“May God preserve us from the hands of Senj.” So ran a popular Venetian saying, inspired by the warrior community known as the Uskoks, who in 1537 made Senj their home and used it as a base from which to attack Adriatic shipping.
The Uskoks started out as refugees from the Ottoman conquest of Bosnia, who gravitated towards the Adriatic and organized themselves into military groups in order to repel further Ottoman encroachment. Klis fortress was a major centre of Uskok activity until it fell to the Ottomans in 1537 – they subsequently withdrew to Austrian-controlled Senj, from where they mounted further resistance. Although regarded as a useful component in the Habsburg Empire’s defences, the Uskoks were consistently underpaid, forcing them to turn to piracy in order to survive. Harassing Adriatic shipping from their 15m-long rowing boats, they considered anything Ottoman a legitimate target, which in practice meant attacking the (usually Venetian) ships on which Ottoman goods were transported. The Austrians turned a blind eye, regarding Uskok piracy as a convenient way of challenging Venetian dominance of the Adriatic.

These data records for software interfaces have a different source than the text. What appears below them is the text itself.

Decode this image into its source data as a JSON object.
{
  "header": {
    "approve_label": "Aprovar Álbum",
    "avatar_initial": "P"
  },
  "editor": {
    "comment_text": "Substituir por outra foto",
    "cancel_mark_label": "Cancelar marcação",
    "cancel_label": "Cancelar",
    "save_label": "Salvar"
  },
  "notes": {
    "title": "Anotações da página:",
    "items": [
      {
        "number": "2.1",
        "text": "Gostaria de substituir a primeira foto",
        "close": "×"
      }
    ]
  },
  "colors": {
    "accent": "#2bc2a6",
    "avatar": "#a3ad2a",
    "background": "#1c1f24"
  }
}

All this ultimately proved too much for the Venetians, who began a propaganda campaign accusing the Uskoks of eating the raw hearts of their enemies. In 1615 the Venetians provoked the so-called Uskok War with Austria in an attempt to bring an end to the problem. The Uskoks gave a good account of themselves until their Austrian protectors withdrew their support, and eager to make peace with Venice undertook to resettle the Uskoks inland. Senj was occupied by the Austrian navy, and the Uskoks left for new homes in Otočac, just to the southeast, or in the Žumberak hills north of Karlovac.